The focus of McCallum’s movie is on his best friend, Jay Bartlett and the quest given to him by Rob to collect the entire Nintendo Entertainment System (NES) roster of games (totaling 678 cartridges…remember those?) within 30 days without any assistance from purchases on Ebay, Amazon or any other online shopping entity. The NES is the gaming console system introduced in the United States in 1985 that in many ways brought gaming back from the brink of financial death and revived what was once thought to be a marketplace without any hope for a prosperous future.
It’s the journey these two friends make in order to attempt to complete the collection which serves as the backdrop for this adventure of a lifetime as the guys roam the United States and Canada in their search to find that next crucial game on the list. The movie also provides interviews from various video game celebrities and collectors as they share their memories on why the NES was so special to them and also to the video game industry. While at the forefront this movie satiates every gaming fan’s dream in having the opportunity to go after and complete an entire library of gaming nostalgia and history it’s the challenges brought upon by the constraints of the challenge which provide Jay (and the movie audience) some of the film’s most tense of moments.

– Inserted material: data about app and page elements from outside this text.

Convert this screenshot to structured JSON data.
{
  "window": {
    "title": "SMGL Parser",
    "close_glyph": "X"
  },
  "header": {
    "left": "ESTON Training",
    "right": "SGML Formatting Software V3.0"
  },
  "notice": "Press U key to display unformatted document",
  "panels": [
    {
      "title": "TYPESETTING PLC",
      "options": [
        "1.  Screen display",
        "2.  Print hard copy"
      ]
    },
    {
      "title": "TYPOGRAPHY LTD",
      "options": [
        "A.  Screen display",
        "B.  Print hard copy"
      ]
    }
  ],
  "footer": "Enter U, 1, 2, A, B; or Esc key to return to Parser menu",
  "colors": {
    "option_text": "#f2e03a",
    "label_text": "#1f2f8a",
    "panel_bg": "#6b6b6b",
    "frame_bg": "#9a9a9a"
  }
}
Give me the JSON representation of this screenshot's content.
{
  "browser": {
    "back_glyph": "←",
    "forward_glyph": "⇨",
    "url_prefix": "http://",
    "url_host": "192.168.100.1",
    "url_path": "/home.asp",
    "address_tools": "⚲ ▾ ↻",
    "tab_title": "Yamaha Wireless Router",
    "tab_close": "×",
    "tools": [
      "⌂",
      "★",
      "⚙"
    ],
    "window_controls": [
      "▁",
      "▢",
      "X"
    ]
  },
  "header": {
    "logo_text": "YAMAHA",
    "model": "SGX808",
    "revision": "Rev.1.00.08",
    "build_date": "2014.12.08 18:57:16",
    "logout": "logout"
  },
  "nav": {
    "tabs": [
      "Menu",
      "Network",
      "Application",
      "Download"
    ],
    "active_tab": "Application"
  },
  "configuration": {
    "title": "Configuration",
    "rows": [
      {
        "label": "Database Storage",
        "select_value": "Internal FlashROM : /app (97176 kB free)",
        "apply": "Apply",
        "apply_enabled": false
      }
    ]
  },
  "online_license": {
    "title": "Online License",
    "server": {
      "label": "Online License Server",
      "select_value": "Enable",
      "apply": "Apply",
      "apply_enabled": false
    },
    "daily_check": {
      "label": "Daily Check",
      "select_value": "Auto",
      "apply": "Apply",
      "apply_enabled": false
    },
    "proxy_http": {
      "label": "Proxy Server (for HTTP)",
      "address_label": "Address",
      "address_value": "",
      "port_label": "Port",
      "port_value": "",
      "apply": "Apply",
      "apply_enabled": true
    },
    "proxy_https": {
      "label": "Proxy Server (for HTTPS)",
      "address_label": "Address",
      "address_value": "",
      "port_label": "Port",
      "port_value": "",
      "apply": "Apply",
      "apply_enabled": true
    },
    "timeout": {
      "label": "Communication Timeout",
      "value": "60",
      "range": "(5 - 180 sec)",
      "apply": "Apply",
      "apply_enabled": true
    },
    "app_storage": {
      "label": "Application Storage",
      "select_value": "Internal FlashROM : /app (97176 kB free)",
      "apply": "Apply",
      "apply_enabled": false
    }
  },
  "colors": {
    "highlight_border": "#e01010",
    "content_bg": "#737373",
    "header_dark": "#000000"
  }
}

Does Jay complete the collection in time? Can he acquire all those much-beloved titles from video game lore including the ones (such as Stadium Events and Little Samson) that are rare and seemingly almost impossible to find? Will the contest itself prove too difficult to overcome? While all these questions get answered in the movie the film becomes something more than just a straight narrative and evolves into something much greater. What starts out as a film about video games into a deeper look at Jay’s evolution in how he views himself and how he interacts with the world at large.
At several points where negotiation, patience and other tactics are called for in the movie Jay has to get outside of his comfort zone and develop skills which he wasn’t even sure he had in order to even give himself a fair opportunity to complete the Quest in the allotted time.It’s this closer look at his best friend that Rob provides that becomes even more important than the ultimate outcome of the Quest itself. This ends up being the ultimate reasoning why Nintendo Quest succeeds beyond the trappings the movie could have been so easily hooked into.
The direction, flow and pacing of the movie is well constructed and very easy to follow whether you have a taste for gaming or just fancy a great documentary that’s easy on the eyes but will warm your heart. The only quibbles are small with a better placement of the interviews within the framework of the movie and an opening which could have used a little more love and tweaking in order to get it “just right”. With that being said if that’s the only issues with this film that are being bandied about then it’s pretty easy to presume we have quite the cinematic experience on our hands.
Quite often in the days of Playstation 4, Xbox One, Call of Duty, Grand Theft Auto and the Nintendo 3DS we have a tendency to forget about gaming’s past and where our love for it truly came from for many of us. This film reminds viewers of this past and the deep emotions and feelings behind it while showing us how we as individuals can progress beyond what we necessarily believed before when life challenges are presented to us and those tough decisions must be made. Nintendo Quest is an outstanding look into the psyche of game collecting and a movie no video game fan or documentary fan should miss. As the end came up on the film my daughter, who had sat down to watch and was engrossed with the film throughout, conveyed to me one simple phrase that says it all “Dad, please tell Rob that this was a really good film…” You know something honey, I believe I will.
Please note that for this review Game Source did receive a code/copy/product from the Public Relations Firm, Developer, Manufacturer and/or Publisher responsible for distribution to the press.